Frank Cepollina, the project manager from NASA’s Satellite Servicing Capabilities Office said at the news conference “Were going to make this data available to everybody, that is all commercial industry that may want to leap off and start their own ventures, make that technology available, allow them them to understand what the risks are, what the problems are, and to in effect try to consolidate or try to reduce the risks of in-orbit repair and refuelling and maintenance.”
When SpaceRef contacted NASA about the sharing of data and tools with Canadian businesses, Dewayne Washington, a NASA spokesman from the Goddard Space Flight Center said “The Canadian Space Agency is our partner on RRM and we will exchange our performance results with them. Export control regulations prohibit sharing of the details behind the technologies. The respective intellectual property will stay protected in both Canada and the US. We are not asking CSA for details of Dextre Control Algorithms nor is CSA asking us for design details on our smart tools.”
In other words, no, unless you’re an American company the primary data and tools won’t be made available.

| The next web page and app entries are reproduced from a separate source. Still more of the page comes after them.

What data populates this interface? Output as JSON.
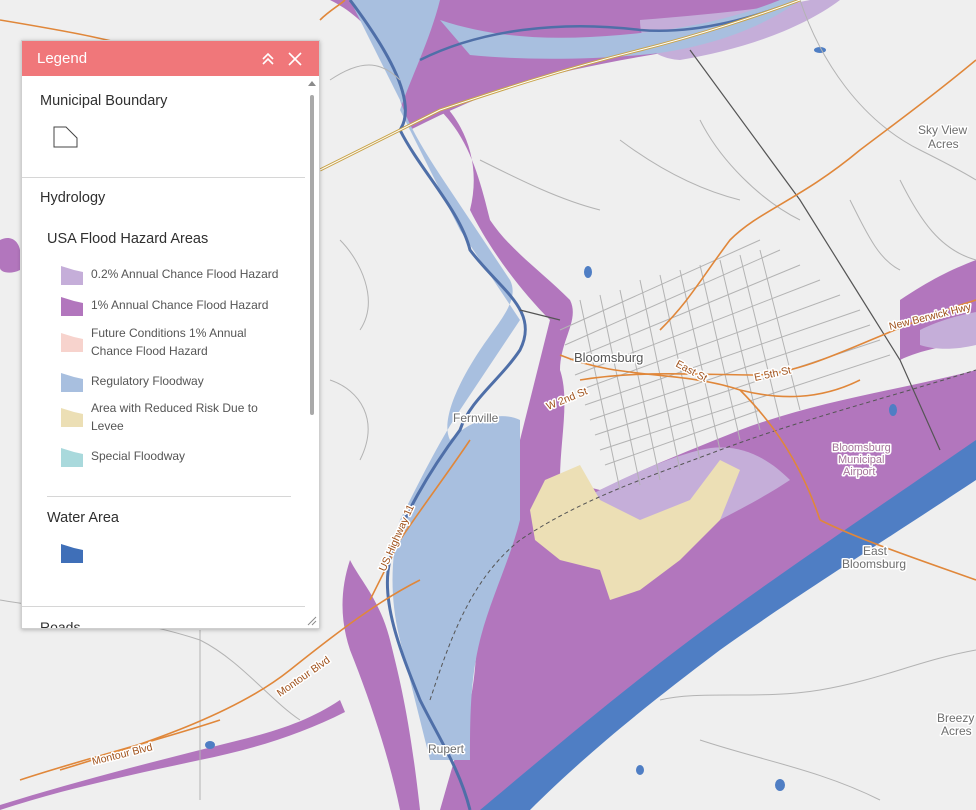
{
  "colors": {
    "header": "#f0777a",
    "flood_02": "#c5aed9",
    "flood_1": "#b276bd",
    "future": "#f7d3cd",
    "floodway": "#a8bfdf",
    "levee": "#ecdfb5",
    "special": "#a9d9dc",
    "water": "#4f7ec4"
  },
  "legend": {
    "title": "Legend",
    "collapse_icon": "double-chevron-up-icon",
    "close_icon": "close-icon",
    "municipal": {
      "title": "Municipal Boundary"
    },
    "hydrology": {
      "title": "Hydrology",
      "flood": {
        "title": "USA Flood Hazard Areas",
        "items": [
          {
            "label": "0.2% Annual Chance Flood Hazard"
          },
          {
            "label": "1% Annual Chance Flood Hazard"
          },
          {
            "label": "Future Conditions 1% Annual Chance Flood Hazard"
          },
          {
            "label": "Regulatory Floodway"
          },
          {
            "label": "Area with Reduced Risk Due to Levee"
          },
          {
            "label": "Special Floodway"
          }
        ]
      },
      "water": {
        "title": "Water Area"
      }
    },
    "next_section_partial": "Roads"
  },
  "map": {
    "labels": {
      "bloomsburg": "Bloomsburg",
      "fernville": "Fernville",
      "east_bloomsburg_1": "East",
      "east_bloomsburg_2": "Bloomsburg",
      "sky_view_1": "Sky View",
      "sky_view_2": "Acres",
      "rupert": "Rupert",
      "breezy_1": "Breezy",
      "breezy_2": "Acres",
      "airport_1": "Bloomsburg",
      "airport_2": "Municipal",
      "airport_3": "Airport",
      "w2nd": "W 2nd St",
      "east_st": "East St",
      "fifth": "E 5th St",
      "new_berwick": "New Berwick Hwy",
      "us11": "US Highway 11",
      "montour1": "Montour Blvd",
      "montour2": "Montour Blvd"
    }
  }
}
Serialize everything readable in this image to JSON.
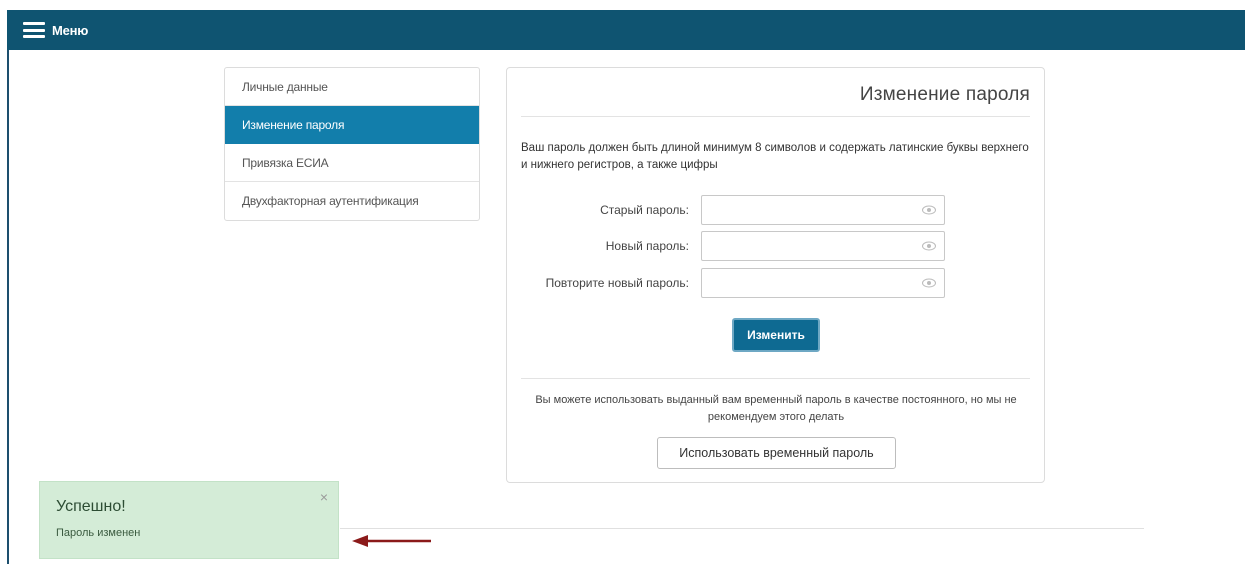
{
  "topbar": {
    "menu_label": "Меню",
    "menu_icon": "hamburger-icon",
    "color": "#0f5471"
  },
  "sidebar": {
    "items": [
      {
        "label": "Личные данные"
      },
      {
        "label": "Изменение пароля",
        "active": true
      },
      {
        "label": "Привязка ЕСИА"
      },
      {
        "label": "Двухфакторная аутентификация"
      }
    ],
    "active_color": "#127eab"
  },
  "card": {
    "title": "Изменение пароля",
    "hint": "Ваш пароль должен быть длиной минимум 8 символов и содержать латинские буквы верхнего и нижнего регистров, а также цифры",
    "fields": {
      "old_label": "Старый пароль:",
      "new_label": "Новый пароль:",
      "repeat_label": "Повторите новый пароль:",
      "old_value": "",
      "new_value": "",
      "repeat_value": "",
      "icon": "eye-icon"
    },
    "submit_label": "Изменить",
    "note": "Вы можете использовать выданный вам временный пароль в качестве постоянного, но мы не рекомендуем этого делать",
    "temp_button_label": "Использовать временный пароль"
  },
  "toast": {
    "title": "Успешно!",
    "message": "Пароль изменен",
    "close": "×",
    "color": "#d4ecd7"
  },
  "annotation": {
    "arrow_color": "#8b1a1a"
  }
}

Successive governments have long touted the development of Canadian robotics. The recent stimulus funds from the Harper government served to further Canada’s expertise in robotics. The company that leads that expertise is MDA though many other contribute as well. The government even went as far as blocking the sale of MDA’s space division in 2008 to an American company, ATK, to protect Canada’s interest in the space sector. Since then MDA’s space division has proven to be its best earning division. MDA is currently flush with cash after selling its property-information division.
Using the robotic expertise MDA has acquired over the years they saw an opportunity for on-orbit servicing of satellites. That idea became the Satellite Infrastructure Servicing (SIS) initiative and earlier this year MDA signed Intelsat as its anchor tenant.
The idea of on-orbit servicing has been around for over 30 years and in the 80’s was a hot topic. But until the last few years the idea was dormant. However with the increased reliance by governments and commercial businesses on satellites, especially those in Geostationary orbits, the need to service satellites has become an important issue. In 2010 NASA held an the International Workshop on On-Orbit Satellite Servicing workshop. The report (PDF) released from that workshop stated that there is indeed a need for on-orbit servicing now. With that in mind plans were put forward by NASA for the Robotic Refueling Mission. Aside from the technical goals of the experiment NASA is hoping that US companies will see that there is indeed a market for this service now and move forward with developing a commercial solution. NASA has stated they don’t plan on developing the solution themselves.
Just last month MDA decided to extend the definition phase of its SIS initiative by three months. The reason was to see what NASA might do. As part of its business plan MDA is hoping to sign on U.S. government customers. However if a U.S. commercial entity goes forward with developing its own on-orbit solution and has the backing and is given data and technology from NASA it could be much harder for a foreign company to compete for U.S. government contracts and could put the MDA SIS initiative in jeopardy. However having Intelsat, a major commercial satellite owner on board and showing faith in MDA’s plan will certainly weigh in favour of it moving forward. MDA will release its second quarter results on July 29th and host an earnings call.